and you are here now, and you must live—and there is too much out there to live for,
not just in someone else’s country, but in your own home.”
Ta-Nehisi Coates, Between the World and Me
To my future Black patients,
I am in my infancy as a doctor and I have already failed you in too many ways. I write this here, now, not to wallow in unproductive guilt or justify and defend myself, but to use the sharp sting of hindsight to orient myself for the future—to become a better doctor, person, and force for change.
I will be trusted, one day, to advocate on behalf of you. This is a priceless gift.
I will do better to not only educate myself, but I will advocate and stand in solidarity with my Black, Indigenous, and Latinx colleagues. I failed to do this when I didn’t sign NYU GSOM BALSA chapter’s letter with clear, well-researched demands for the administration of our school to be more anti-racist and dismantle white supremacy. My reasoning doesn’t matter: I failed to join my voice and add my privilege in the very most minimal way. I won’t let this happen again. It shouldn’t have happened in the first place.
Racism is a public health crisis and we must treat it as such.
Black lives MORE than matter. Black lives are cherished and beloved. Black lives should be treated with care and tenderness.
This post is not the time to amplify my privileged voice and opinion on this matter.
Please, dear readers, take a few minutes of your day to read, educate yourselves, donate, and start doing the work.
Ayotomiwa Ojo, a rising M4 at Harvard Med, eloquently makes a call for the medical community to become actively anti-racist.
“Black women are three to four times more likely to die due to pregnancy-related causes than white women. Police killings of unarmed Black Americans cause 55 million excess poor mental health days per year among Black American adults, and from 2015 to 2016, on average 286.5 Black boys and men were killed by the police in the United States. Together, they lost 15,673.7 years of life.”
This paper in the New England Journal of Medicine asks clinicians to reconsider using race correction in clinical algorithms, which can delay access to care or direct resources away from BIPOC.
Read this interactive piece from the NYT as part of the 1619 Project about why race explains everything about our lack of universal health care in the United States.
“Professional societies like the American Medical Association barred black doctors; medical schools excluded black students, and most hospitals and health clinics segregated black patients. Federal health care policy was designed, both implicitly and explicitly, to exclude black Americans.”
Go check out Vallery, who is an absolute sunshine beam of a person, who won the Great American Baking Show and is a fantastic baker.
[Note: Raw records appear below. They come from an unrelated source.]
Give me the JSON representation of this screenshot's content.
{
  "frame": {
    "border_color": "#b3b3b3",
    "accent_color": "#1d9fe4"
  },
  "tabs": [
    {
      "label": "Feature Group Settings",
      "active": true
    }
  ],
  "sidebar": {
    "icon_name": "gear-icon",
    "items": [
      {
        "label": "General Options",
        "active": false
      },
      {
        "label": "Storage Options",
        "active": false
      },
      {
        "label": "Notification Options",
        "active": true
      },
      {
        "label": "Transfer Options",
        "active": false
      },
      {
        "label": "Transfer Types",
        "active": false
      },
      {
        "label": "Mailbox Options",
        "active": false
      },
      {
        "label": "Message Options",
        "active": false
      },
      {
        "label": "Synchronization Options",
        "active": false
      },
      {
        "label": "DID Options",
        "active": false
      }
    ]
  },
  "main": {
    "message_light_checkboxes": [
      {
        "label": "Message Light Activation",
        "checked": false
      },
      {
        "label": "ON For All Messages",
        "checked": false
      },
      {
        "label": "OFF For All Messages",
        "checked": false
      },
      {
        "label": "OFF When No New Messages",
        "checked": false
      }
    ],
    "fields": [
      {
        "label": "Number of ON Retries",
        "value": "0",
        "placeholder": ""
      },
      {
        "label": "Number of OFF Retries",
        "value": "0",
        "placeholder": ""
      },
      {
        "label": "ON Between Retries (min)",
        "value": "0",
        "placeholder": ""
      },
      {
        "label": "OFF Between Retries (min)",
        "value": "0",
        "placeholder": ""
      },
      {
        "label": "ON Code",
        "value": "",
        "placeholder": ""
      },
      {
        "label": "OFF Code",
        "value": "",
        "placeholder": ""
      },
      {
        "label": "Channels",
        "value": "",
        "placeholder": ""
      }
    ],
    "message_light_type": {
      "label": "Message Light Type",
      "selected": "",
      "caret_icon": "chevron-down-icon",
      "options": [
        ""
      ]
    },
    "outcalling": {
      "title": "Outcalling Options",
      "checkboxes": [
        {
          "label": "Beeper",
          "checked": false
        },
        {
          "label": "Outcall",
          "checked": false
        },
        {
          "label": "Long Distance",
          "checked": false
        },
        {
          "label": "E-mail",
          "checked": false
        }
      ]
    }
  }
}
Click through to see Jerrelle Guy’s blog, Chocolate for Basil, which is a delight for the senses. She writes great recipes for the NYT Cooking section as well.
Arley Cakes makes gorgeous baked goods with a message. Dreamy, dreamy feed. Follow her because dang! she is talented.
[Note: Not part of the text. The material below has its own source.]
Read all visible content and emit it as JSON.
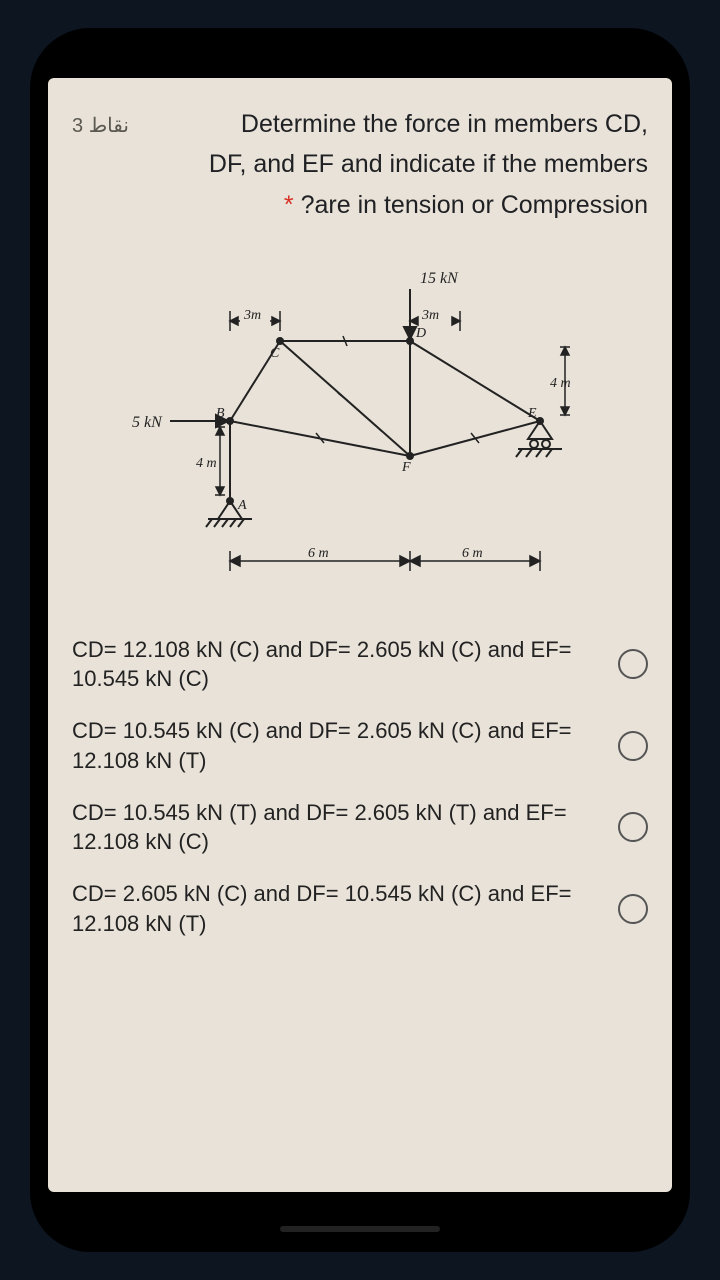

This is a hand painted pie inspired by Monyee Chau (@Monyeeart on instagram). Inside is cherry and berry filling.
If you, too, are inspired by her art, please only share the updated version with BLM tagged in the bottom, not the original piece, as she has requested. Thank you!
#Asians4BlackLives #WhiteCoats4BlackLives #AsiansForBlackLives #WC4BL
Finally, if you have option paralysis, click here for a clear, well-designed tree of ways to help: